“It’s risky, which is fun,” Haehnel said. “To hit this head on, know we have an on-stage kiss between two girls, know we have this religious language. It’s fun - it’s fun because it will challenge the audience, it will challenge the kids. [They will have to ask themselves] how far will I go towards this artistic portrayal…I’m just very glad I’ve come across a group of kids that’s willing to take that risk with me.”
The playwright has been writing for high schools for the past 40 years, and has published over 100 plays.
Although many of his works are “school friendly,” Haehnel decided to step out of the box when Hingham High School English teacher and drama department head Anita Levy-Sisk contacted the author, asking him to write something a bit more controversial.
“She had expressed some interest that address equality issues, especially homosexuality. And that’s [exciting], cause it's subject matter I generally don’t deal with, because in many parts of the country they say, ‘We won’t touch that,’ ” Haehnel said.
It took Haehnel a few months to come up with the concept, and a few weeks to write the script. Before long, Levy-Sisk had cast the play, and rehearsals started in January.
Prior to prelims, the students will perform two, in-school performances. Although Levy-Sisk isn’t sure how the school community will react to the play, she has little concerns about others who will see it.
“The community of these kids' parents I think will be very pleased with it. And at festival, as long as no one feels we’re bashing religion, which is not the intent, but because you have a tendency to have questioning sexuality between any arts group, I think they will be very receptive,” she said.
As for the students themselves, as they ask questions about the religious meaning behind the words in the script, and work through the challenge that performing a drama brings with it, Levy-Sisk also hopes the students glean new insight through the piece.

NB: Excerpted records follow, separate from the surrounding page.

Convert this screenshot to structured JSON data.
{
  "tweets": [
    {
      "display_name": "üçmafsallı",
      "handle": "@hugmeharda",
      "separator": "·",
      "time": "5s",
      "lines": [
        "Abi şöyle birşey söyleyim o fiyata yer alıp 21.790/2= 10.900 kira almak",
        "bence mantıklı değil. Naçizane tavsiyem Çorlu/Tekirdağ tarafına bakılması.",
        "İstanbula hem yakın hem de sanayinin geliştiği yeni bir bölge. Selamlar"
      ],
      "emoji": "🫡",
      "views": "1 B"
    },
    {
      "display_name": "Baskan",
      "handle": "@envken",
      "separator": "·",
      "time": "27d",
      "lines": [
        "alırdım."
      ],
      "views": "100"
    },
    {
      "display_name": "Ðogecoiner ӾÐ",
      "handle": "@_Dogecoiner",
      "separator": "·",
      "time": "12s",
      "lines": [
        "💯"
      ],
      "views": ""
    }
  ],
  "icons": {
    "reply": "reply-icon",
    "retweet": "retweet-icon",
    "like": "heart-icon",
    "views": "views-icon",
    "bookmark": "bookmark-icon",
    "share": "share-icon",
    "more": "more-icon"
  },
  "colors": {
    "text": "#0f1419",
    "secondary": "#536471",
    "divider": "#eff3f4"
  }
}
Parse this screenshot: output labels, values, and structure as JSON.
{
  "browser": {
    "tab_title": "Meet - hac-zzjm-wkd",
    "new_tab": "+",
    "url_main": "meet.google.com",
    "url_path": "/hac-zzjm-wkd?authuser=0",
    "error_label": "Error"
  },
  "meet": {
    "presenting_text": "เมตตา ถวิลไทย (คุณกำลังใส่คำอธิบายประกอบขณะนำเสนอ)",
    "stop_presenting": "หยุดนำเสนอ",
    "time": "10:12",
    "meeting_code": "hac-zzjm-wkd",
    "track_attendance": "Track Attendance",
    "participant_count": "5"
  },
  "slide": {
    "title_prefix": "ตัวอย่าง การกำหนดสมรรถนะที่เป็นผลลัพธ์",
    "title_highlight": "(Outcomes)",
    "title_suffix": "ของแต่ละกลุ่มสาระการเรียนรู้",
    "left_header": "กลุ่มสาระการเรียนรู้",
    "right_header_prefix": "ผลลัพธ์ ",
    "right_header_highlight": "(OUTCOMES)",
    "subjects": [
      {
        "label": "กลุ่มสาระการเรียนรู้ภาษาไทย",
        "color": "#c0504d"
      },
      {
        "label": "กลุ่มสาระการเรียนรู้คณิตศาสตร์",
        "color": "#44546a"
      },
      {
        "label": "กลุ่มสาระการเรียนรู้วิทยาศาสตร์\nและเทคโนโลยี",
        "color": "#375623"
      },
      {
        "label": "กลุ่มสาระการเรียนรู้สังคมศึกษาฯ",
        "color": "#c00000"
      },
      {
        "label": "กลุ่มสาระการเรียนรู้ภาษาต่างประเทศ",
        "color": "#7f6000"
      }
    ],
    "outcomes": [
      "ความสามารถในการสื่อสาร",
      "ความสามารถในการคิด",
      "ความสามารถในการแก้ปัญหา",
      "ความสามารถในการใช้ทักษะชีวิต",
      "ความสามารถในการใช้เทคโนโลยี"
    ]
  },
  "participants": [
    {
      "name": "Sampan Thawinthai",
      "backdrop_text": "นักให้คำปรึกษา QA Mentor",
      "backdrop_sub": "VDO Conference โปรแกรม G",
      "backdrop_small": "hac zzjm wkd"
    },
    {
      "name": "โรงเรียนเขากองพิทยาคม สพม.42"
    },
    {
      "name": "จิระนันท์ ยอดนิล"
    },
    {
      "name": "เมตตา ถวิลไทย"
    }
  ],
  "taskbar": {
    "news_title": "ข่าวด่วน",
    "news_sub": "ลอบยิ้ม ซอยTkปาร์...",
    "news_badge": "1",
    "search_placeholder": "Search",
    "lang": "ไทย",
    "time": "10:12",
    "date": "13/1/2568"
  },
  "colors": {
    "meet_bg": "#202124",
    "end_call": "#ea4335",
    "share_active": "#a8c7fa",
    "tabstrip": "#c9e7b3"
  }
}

“I hope the kids take away a better understanding of people they don’t already know, differences in our world, a little bit more tolerance for things that are different…respect for the art form and what it can do, and a respect about the work ethic behind creating,” she said.
Although only a month into rehearsals, the students said they have already learned a lot from the play and learned even more from the playwright
“I learned a lot more as to what kind of comments he’s making on the human condition. Before I was picturing this commenting on religion…and escape from a religious family to pursue what you want, but not necessarily in a negative way. But this is escaping expectations and escaping what you’re told to be rather than a religious family,” said senior Tyler Oser, 18, who plays the part of Glen, the husband to be. “It makes it a lot more relatable. It’s easier for me to interpret and its easier for me to perform.”
As the performance date looms every nearer, students like Emma Givney, 17, hope the piece sheds some light for others as well.
“We always get an interesting response. … There could be some people who are uncomfortable with it. There are religious people and extremely liberal people in the school. I think we should expose them to this, but I think we should expect some backlash,” Givney said. “We might get some taunting and high school crap. But I think it will speak to some people and I think that will be really cool.”
The students will perform a preview performance on Feb. 29 at 7 p.m at the High School. The preliminary round of festival will be performed at Borne High School on March 3 at 3 p.m. Both events are free and open to the public.